As the grass greens and the garden springs back to life, many homeowners will be spending more time outdoors weeding, planting and trimming.  And while the extra sunshine and exercise is great for health and wellbeing, it’s also important to remember to protect yourself against the pests that warmer weather also invites.

According to the Centers for Disease Control and Prevention, the number of reported cases of Lyme disease, caused by an infection spread by the bite of ticks, has steadily increased over the past 25 years.  Each year in the United States, more than 300,000 illnesses are caused by Lyme disease which can result in mild to life-threatening conditions, affecting everyone differently. Lyme disease can mimic the symptoms of many diseases including Fibromyalgia, Multiple Sclerosis, Amyotrophic Lateral Sclerosis (ALS) and Chronic Fatigue Syndrome.

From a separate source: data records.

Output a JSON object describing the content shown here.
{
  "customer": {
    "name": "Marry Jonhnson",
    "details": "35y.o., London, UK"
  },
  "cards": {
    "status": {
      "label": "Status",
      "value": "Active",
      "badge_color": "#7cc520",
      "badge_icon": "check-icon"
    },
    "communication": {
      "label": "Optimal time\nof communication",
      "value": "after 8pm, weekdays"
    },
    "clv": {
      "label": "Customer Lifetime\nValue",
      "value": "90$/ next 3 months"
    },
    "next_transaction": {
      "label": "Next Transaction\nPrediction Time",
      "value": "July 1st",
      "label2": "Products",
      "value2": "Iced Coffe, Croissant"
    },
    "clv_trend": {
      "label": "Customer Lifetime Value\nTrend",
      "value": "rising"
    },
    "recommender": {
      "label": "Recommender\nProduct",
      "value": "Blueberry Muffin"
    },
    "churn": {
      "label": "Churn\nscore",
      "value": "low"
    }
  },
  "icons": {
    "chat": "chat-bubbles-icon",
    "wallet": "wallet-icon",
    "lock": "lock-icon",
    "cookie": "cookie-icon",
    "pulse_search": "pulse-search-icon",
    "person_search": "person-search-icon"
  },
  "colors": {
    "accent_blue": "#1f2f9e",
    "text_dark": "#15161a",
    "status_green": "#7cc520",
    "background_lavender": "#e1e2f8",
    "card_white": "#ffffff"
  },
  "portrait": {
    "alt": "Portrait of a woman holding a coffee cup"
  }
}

If you are working in the garden or hiking through the woods, be sure to tuck pants into your socks, wear light colored clothing, wear a repellant such as permethrin and thoroughly inspect yourself after coming inside for ticks, removing any found immediately with tweezers.  See a doctor right away if you develop flu-like symptoms or a target-shaped rash.

The CDC is currently researching the effectiveness of a number of methods to prevent tick bites including bait boxes to treat rodents for ticks and new repellants.  Nootkatone, a compound found in grapefruit, Alaskan yellow cedar trees and some herbs has been found to repel or kill ticks and other insects.  Work is underway to develop better and more comprehensive pest prevention and control products; the Environmental Protection Agency provides an online search tool to help you choose the best registered repellent product for your needs. 

West Nile virus, transmitted to people through the bite of infected mosquitoes can cause neurological disease and even death, however, nearly 80 per cent of people infected will not show any symptoms, according to the World Health Organization. People who do become infected with WNV may develop symptoms including fever, headache, fatigue, body aches, nausea, swollen lymph glands and sometimes a rash on the trunk of the body.   Older people and those with a compromised immune system are at greater risk for serious illness.  Visit your doctor if you experience these persistent symptoms; the incubation period can be anywhere from 3 to 14 days.

To protect yourself from mosquito-born illness, remove any standing water, wear light-colored clothes that cover exposed skin, use an insect repellent and avoid planning outdoor activities at dusk and dawn, when mosquitos are most active.  To learn more about diseases spread by mosquito bites, follow this link to Health and Social Services Canada